Required work - Each entry here needs to be given again exactly.

------ Study material

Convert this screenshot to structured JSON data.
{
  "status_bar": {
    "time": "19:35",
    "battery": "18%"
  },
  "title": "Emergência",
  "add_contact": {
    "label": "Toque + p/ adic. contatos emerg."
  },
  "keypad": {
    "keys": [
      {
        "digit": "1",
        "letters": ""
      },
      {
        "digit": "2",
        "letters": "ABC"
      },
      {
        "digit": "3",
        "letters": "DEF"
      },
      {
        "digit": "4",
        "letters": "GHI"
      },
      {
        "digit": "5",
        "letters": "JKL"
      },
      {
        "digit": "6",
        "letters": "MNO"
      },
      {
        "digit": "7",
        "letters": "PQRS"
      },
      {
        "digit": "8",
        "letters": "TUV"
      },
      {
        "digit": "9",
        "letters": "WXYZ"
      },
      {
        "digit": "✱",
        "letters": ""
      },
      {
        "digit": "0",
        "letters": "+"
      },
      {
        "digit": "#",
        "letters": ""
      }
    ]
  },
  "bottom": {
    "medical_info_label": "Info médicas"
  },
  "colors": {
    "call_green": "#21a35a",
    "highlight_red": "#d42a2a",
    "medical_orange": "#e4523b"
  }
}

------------

Result of this exercise -
Convert this screenshot to structured JSON data.
{
  "status_bar": {
    "time": "19:35",
    "battery": "18%"
  },
  "title": "Emergência",
  "add_contact": {
    "label": "Toque + p/ adic. contatos emerg."
  },
  "keypad": {
    "keys": [
      {
        "digit": "1",
        "letters": ""
      },
      {
        "digit": "2",
        "letters": "ABC"
      },
      {
        "digit": "3",
        "letters": "DEF"
      },
      {
        "digit": "4",
        "letters": "GHI"
      },
      {
        "digit": "5",
        "letters": "JKL"
      },
      {
        "digit": "6",
        "letters": "MNO"
      },
      {
        "digit": "7",
        "letters": "PQRS"
      },
      {
        "digit": "8",
        "letters": "TUV"
      },
      {
        "digit": "9",
        "letters": "WXYZ"
      },
      {
        "digit": "✱",
        "letters": ""
      },
      {
        "digit": "0",
        "letters": "+"
      },
      {
        "digit": "#",
        "letters": ""
      }
    ]
  },
  "bottom": {
    "medical_info_label": "Info médicas"
  },
  "colors": {
    "call_green": "#21a35a",
    "highlight_red": "#d42a2a",
    "medical_orange": "#e4523b"
  }
}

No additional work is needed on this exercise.